● **Stored data entries**:
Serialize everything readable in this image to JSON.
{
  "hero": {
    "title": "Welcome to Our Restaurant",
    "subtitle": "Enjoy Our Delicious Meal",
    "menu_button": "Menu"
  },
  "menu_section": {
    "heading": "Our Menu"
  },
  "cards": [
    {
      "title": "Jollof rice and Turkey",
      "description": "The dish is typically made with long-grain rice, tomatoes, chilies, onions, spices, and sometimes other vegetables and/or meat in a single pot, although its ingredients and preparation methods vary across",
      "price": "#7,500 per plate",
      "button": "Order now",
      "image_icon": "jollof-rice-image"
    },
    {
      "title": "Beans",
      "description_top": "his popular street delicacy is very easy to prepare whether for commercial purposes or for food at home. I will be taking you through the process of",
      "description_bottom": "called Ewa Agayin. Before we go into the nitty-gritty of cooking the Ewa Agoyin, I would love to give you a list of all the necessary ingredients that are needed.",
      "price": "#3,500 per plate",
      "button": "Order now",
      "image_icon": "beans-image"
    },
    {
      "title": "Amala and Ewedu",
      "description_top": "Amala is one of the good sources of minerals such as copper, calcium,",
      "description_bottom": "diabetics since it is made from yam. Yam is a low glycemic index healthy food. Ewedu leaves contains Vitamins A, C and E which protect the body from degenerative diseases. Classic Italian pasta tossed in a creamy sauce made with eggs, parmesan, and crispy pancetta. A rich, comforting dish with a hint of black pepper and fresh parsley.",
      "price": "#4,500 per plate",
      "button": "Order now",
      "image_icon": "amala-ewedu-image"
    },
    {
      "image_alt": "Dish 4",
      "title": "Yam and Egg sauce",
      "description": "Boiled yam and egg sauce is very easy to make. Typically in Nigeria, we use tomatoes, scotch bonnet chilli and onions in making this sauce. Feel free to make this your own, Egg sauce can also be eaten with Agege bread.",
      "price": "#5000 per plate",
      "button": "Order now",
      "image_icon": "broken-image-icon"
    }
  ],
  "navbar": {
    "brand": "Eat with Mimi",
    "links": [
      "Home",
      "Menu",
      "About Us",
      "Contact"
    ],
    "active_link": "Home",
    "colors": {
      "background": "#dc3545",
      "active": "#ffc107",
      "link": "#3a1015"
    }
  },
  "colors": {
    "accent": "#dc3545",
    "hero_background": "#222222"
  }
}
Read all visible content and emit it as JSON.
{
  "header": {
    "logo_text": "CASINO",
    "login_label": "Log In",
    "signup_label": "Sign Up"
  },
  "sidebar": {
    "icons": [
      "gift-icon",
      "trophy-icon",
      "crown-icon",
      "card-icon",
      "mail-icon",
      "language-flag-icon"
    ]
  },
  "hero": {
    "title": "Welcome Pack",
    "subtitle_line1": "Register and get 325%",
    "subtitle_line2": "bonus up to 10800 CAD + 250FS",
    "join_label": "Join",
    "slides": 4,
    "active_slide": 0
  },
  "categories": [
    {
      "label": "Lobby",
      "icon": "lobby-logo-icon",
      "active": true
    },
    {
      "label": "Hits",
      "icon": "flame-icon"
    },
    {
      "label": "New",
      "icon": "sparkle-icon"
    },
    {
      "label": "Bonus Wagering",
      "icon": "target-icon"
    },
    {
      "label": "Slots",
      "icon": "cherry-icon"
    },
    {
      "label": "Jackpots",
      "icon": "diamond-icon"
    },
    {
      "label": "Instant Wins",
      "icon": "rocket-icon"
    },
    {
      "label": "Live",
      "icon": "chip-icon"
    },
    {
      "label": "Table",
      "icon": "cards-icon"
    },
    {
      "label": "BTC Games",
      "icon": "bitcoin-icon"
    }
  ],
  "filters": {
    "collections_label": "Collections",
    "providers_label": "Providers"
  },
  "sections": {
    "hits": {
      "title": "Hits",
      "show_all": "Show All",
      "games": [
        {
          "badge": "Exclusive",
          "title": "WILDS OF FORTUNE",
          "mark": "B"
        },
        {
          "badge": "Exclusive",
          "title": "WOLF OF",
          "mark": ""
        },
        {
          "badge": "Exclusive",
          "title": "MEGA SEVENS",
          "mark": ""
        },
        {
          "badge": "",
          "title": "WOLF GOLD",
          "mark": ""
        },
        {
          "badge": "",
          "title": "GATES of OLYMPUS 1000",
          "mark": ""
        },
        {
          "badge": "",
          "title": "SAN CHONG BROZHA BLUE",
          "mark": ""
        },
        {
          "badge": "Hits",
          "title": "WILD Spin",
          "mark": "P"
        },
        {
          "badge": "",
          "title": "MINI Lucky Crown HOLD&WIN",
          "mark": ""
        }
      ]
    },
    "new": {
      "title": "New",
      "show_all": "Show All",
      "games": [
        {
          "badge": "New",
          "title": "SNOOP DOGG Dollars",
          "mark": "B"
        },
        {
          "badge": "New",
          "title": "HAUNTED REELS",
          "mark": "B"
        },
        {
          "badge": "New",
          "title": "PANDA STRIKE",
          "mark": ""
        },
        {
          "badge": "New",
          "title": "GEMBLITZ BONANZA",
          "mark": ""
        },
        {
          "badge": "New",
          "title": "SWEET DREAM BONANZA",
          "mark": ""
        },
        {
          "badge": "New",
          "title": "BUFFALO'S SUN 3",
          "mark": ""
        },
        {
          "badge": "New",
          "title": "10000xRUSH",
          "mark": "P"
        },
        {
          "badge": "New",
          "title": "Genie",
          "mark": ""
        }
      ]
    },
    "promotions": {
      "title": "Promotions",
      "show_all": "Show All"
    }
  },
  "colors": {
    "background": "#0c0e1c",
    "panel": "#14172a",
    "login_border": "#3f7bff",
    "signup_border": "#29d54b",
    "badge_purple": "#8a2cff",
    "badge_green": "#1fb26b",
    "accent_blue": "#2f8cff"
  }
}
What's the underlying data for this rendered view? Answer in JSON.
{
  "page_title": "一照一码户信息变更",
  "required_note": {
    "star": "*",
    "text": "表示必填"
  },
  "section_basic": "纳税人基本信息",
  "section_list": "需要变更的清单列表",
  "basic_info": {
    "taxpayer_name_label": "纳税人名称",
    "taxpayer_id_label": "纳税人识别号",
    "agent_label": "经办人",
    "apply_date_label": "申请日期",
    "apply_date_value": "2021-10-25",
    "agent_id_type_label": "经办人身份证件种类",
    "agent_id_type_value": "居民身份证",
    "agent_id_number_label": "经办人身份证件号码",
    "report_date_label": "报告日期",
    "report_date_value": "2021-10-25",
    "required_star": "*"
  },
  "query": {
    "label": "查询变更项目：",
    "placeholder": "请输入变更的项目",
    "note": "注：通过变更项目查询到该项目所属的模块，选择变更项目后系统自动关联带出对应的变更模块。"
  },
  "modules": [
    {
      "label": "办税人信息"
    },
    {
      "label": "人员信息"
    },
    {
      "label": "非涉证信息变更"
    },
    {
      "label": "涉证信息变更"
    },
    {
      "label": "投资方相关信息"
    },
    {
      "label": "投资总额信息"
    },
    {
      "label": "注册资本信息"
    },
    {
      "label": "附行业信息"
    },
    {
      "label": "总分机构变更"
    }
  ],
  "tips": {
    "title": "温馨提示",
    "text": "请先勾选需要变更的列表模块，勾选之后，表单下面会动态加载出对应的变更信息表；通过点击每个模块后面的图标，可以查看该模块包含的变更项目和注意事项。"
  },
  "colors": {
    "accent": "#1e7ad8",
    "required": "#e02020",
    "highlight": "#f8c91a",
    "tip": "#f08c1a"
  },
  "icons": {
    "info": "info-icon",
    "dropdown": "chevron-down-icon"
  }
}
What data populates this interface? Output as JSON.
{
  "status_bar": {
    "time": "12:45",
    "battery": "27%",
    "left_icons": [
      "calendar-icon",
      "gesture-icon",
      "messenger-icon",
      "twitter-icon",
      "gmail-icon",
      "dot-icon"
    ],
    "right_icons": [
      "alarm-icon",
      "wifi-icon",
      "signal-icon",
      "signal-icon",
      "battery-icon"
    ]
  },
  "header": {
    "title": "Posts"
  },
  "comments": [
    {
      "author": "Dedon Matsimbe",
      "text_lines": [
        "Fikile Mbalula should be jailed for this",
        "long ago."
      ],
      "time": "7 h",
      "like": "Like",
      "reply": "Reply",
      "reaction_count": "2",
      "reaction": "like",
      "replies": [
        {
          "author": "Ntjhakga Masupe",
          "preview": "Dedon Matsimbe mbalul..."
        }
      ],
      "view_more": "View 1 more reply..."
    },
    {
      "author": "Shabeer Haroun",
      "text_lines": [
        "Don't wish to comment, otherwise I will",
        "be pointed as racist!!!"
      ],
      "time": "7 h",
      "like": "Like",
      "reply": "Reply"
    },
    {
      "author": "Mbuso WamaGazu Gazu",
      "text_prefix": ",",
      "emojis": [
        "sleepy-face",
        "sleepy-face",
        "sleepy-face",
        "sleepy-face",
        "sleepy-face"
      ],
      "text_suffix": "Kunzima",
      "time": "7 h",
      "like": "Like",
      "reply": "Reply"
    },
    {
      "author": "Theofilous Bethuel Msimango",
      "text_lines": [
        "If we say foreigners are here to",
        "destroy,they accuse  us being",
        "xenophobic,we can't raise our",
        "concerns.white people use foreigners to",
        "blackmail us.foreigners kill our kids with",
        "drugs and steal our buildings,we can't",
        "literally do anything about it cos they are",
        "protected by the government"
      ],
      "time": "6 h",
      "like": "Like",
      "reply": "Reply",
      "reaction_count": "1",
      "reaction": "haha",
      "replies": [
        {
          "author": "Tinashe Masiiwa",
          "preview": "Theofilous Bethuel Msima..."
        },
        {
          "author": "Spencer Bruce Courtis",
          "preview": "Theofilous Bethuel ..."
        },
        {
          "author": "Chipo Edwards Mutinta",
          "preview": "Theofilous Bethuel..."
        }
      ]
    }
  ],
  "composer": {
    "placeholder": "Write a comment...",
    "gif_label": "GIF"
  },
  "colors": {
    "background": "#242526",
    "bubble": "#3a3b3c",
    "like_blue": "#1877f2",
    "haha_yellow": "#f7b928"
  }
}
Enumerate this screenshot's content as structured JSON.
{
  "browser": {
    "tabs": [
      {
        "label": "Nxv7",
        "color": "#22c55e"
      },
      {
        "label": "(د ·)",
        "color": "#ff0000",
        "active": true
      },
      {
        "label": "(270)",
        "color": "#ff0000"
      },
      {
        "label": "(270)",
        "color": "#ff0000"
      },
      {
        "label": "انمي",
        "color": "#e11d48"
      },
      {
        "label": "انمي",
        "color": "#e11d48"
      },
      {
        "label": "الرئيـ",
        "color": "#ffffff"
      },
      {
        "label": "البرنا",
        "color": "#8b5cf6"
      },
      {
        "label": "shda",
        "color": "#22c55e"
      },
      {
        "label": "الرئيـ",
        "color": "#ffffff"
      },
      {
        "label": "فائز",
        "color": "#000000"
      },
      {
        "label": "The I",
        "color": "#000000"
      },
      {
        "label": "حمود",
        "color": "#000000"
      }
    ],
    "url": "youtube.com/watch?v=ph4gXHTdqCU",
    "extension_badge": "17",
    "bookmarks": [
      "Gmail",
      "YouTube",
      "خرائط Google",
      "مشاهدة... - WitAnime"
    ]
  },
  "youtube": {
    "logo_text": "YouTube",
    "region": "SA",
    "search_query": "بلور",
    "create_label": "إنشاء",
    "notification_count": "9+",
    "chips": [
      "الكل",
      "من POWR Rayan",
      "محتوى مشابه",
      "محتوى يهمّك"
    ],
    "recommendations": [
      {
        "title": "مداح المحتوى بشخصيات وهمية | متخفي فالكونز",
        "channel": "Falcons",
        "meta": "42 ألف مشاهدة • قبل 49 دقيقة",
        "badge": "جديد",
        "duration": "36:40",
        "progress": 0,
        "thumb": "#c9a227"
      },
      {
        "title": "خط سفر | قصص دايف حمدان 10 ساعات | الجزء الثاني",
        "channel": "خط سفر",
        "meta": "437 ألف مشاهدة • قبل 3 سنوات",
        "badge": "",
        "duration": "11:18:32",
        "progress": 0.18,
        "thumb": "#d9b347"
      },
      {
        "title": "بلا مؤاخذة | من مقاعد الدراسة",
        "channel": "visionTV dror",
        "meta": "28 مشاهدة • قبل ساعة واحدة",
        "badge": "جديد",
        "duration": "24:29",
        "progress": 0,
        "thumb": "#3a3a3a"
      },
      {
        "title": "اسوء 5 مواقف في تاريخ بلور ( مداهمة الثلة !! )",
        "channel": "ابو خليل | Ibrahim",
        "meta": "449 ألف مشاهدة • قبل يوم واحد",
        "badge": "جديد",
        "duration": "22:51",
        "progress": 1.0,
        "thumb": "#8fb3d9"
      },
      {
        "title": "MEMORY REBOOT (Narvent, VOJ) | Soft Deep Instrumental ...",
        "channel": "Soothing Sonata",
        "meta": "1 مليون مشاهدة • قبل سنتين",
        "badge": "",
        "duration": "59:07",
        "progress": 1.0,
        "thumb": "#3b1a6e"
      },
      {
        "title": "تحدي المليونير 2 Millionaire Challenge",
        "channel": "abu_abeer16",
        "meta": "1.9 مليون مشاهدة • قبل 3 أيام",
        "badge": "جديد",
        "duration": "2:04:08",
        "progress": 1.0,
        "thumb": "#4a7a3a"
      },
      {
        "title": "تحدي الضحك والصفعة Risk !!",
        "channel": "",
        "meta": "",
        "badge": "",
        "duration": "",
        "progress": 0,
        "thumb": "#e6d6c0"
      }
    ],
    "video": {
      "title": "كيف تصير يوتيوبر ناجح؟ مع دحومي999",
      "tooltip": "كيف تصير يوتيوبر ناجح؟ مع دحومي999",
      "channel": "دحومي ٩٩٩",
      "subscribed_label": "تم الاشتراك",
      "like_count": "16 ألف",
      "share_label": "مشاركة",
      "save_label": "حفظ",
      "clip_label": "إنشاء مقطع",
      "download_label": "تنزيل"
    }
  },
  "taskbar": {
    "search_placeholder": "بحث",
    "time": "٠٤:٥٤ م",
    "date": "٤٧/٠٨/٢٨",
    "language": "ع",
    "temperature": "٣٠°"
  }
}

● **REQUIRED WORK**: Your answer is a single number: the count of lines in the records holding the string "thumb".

● **SOLUTION TO THIS EXERCISE**: 7